What Are the Main Causes of Cracked Engine Block?
The modern engine would not crack suddenly. There has to be an alarm before the actual crack is triggered. Look for the microscopic cracks that may be formed. If you know the probable causes as to why the engine cracks, it may help the owners to keep preventative measures intact.
1. Engine Overheating
If you would ask a mechanic or any car specialist, as to why the vehicle or automotive is not functioning smoothly, they quote one root cause: engine overheating. Extremely high temperatures can lead to expanding some parts of the engine. Every metal has a breaking/ cracking point. Once they reach that level, they are bound to break. Not just that, rising temperatures also compromise the level of stress they can bear, and you know what happens next.
2. Low Engine Coolant
Engine overheating can be caused due to various reasons. Low engine coolant is the most common of all, followed by water pump failure. The water pump is crucial to keep the coolant circulating in the engine. Even if the coolant level is not low, a failing water pump will do you equally worst, if not more.
3. Turbo Installed to an Incompatible Engine
A turbo/ supercharger installed to an incompatible engine also causes overheating, and do not forget: overheating is bad. It leads to excess heat production, and obviously, it’s not what your automotive engine can handle.
4. Extremely Low Temperatures
Remember, neither too high nor too low. The engine block may also crack due to extremely low temperatures. The coolant can freeze in cold weather and cause microscopic cracks by pushing against the walls.
5. Casting Failure

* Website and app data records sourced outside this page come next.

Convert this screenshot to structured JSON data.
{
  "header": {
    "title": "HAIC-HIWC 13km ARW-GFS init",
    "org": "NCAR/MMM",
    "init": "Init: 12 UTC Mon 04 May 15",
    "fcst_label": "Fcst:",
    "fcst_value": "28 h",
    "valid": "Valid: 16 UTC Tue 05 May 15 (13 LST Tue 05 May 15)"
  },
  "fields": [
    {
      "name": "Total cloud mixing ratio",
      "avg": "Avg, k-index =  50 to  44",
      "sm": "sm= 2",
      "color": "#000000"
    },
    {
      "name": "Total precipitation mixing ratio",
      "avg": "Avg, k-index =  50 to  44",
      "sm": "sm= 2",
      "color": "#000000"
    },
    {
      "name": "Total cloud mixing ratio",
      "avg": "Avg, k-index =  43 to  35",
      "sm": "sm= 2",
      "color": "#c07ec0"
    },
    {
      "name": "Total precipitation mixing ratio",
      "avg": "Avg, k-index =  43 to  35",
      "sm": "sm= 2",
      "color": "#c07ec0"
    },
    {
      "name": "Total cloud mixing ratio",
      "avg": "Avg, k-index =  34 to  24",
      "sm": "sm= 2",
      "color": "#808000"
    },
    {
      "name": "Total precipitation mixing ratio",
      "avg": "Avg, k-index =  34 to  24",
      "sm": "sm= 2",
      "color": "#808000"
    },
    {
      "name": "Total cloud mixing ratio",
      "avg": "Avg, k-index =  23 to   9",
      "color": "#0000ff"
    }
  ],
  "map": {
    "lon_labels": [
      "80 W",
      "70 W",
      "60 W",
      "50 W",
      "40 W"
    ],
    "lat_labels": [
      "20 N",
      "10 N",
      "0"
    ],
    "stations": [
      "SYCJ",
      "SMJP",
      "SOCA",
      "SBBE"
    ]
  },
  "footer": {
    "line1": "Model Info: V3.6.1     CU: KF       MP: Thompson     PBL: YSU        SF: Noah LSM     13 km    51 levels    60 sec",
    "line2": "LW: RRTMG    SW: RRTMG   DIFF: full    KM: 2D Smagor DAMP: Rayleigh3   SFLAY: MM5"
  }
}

Casting failure does the same deed, but it is a rare occurrence. It is a manufacturing fault caused by an uncalled shift in the mold that leads to some parts of the metal is thinner than the optimum thickness in proportion with other parts of the block

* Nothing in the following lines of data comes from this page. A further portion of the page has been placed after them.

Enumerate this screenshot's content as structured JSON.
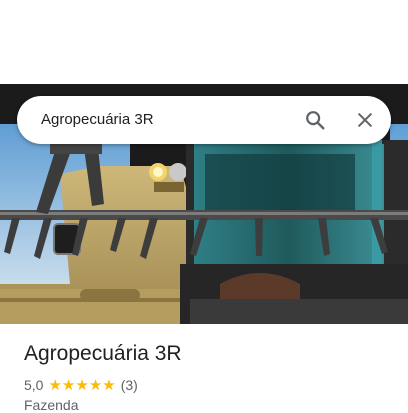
{
  "search": {
    "query": "Agropecuária 3R",
    "search_icon": "search-icon",
    "close_icon": "close-icon"
  },
  "place": {
    "name": "Agropecuária 3R",
    "rating": "5,0",
    "stars_filled": 5,
    "stars_total": 5,
    "review_count": "(3)",
    "category": "Fazenda",
    "star_color": "#fbbc04"
  },
  "photo": {
    "subject": "combine-harvester-photo"
  }
}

How to Fix a Cracked Engine Block?
Now that you are stuck in this situation, don’t drive the broken automotive. Rush immediately to the mechanic. You might think that it’s not worth fixing this cracked engine block. Honestly, this also depends on the extent of the damage.
Blocking this crack with an attempt to re-weld could be an option. All you need is an expert who knows arc welding and the use of special welding rod to start with. It’s easier to do when the block engine is made up of iron cast. Aluminum welding has its own cons as it is more prone to cracking. The iron cast is no exception to this risk. Deformation is another aspect that you have to look for.
2. Cold Metal Stitching
Cold Metal stitching works just like stitching your torn clothes. It is a unique repair method especially helpful during an emergency. This process is carried out under high temperature to join the cracked sides again. It has the edge over re-welding as it works well for cast iron and aluminum.
With little or no stripping, you can get it fixed in no time, but it might cost you a lot. Being exposed to high temperatures might cause damage to some parts. The crack might reopen later on due to deformation.
3. Cold Welding Patches
Sometimes we use glue for sticking two pieces together. For engine block cracks, adhesives are used just like a bandage. A strong seal is formed with the help of cold welding technology. The crack is sealed firmly with some patches. In the longer run, you would need another solution because this will cause the engine temperature to rise. After some months, the crack will reopen, then you have to rush to the mechanic again.
4. Commercial Sealers
Ever tried filling up the cracks in the wall with the cement? It works in a similar way. Sealers are introduced in the cooling system to fill these cracks over time. Later on, it forms a permanent seal. Again, this is not a one-for-all solution as it doesn’t work for large cracks.
Now that you know everything about a cracked engine block, all you need to do is keep a strict check and get it inspected and repaired before it’s too late.